It has been found that Modi's office has smart plans, in this election year, to promote Modi on YouTube.
The online video channel MAY sign an agreement to insert a 10-second video clip of Modi in millions of videos listed on its site. If this agreement is signed it, will be a never-before-done kind of political campaign on an international platform by an Indian leader.
Unconfirmed reports claim that the agreement may cost upward of Rs 3 lakh a day and it will run for weeks till the election. It is well-known that Modi has accounts on Facebook, Twitter and many other sites, and that he is one of the most popular political leaders on social media sites. His account is believed to be run by Hiren Joshi, who was previously working with Vasundhara Raje in Rajasthan [ Images ].
Modi's office in Gandhinagar is one of the most smartly operated offices as far as news, information and reference material collection is concerned, where he takes the help of most trusted techies. Modi also has studios and supportive technology to make publicity material both in Sachivalay block 2 in Gandhinagar and at his home.
The chief minister has a full-time expert to make his films, videos and documentaries. Modi's office is also in negotiation to award a massive order for a Vikas Vatika booklet showcasing his achievements.
Not well known, or appreciated, is the fact that Modi is a first-rate copywriter with a folksy and populist style. He loves writing slogans and prose for posters and political graffiti etc.
The Gujarat government has special plans for a publicity blitz in the tribal districts of Gujarat. Tribals comprise around 14 per cent of the population and are equal in number to the Patels.
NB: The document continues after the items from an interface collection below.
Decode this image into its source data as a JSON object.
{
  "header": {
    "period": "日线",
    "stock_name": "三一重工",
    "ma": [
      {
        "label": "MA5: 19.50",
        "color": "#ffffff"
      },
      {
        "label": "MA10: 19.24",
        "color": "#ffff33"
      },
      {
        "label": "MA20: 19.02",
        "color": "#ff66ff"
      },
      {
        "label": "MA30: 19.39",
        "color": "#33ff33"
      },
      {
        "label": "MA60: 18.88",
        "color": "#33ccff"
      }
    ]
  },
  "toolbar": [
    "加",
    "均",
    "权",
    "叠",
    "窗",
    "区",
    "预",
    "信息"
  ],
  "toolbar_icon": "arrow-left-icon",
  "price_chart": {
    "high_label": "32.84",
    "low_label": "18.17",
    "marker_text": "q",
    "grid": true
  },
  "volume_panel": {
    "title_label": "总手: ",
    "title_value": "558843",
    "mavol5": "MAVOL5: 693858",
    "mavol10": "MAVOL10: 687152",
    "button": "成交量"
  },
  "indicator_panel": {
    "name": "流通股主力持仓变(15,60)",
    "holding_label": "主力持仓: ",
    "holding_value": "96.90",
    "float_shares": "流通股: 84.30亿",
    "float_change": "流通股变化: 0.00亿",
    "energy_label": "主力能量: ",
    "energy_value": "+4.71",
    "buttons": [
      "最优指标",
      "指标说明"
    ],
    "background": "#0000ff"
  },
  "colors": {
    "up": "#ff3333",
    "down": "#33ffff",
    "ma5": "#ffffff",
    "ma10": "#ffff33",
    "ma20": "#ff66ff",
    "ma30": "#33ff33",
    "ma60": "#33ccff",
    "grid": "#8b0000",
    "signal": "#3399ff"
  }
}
Huge LCD screens and mobile vans have been ordered, at a daily cost of Rs 45,000, for travel to tribal towns and villages to publicise the government's achievements.
Congress leaders allege that the Modi government spends money even to get 'Likes' for Modi on social media sites. One of the Congress leaders involved in his party's publicity and planning complains, "For every click on 'Like' Rs 17 is spent."
It is already known that APCO Worldwide, the US-based multinational, has been engaged to do publicity work for Modi. And for advertising and marketing in New Delhi [ Images ], the Gujarat government has engaged a professional woman with a background in marketing at an extraordinarily high cost. The Gujarat government has a resident commissioner in New Delhi, Bharat Lal, an able bureaucrat who operates smoothly and diligently among the bureaucracy, media and legal professionals in the capital.
Rediff.com tried to contact the Gujarat government for its version but could not elicit a response.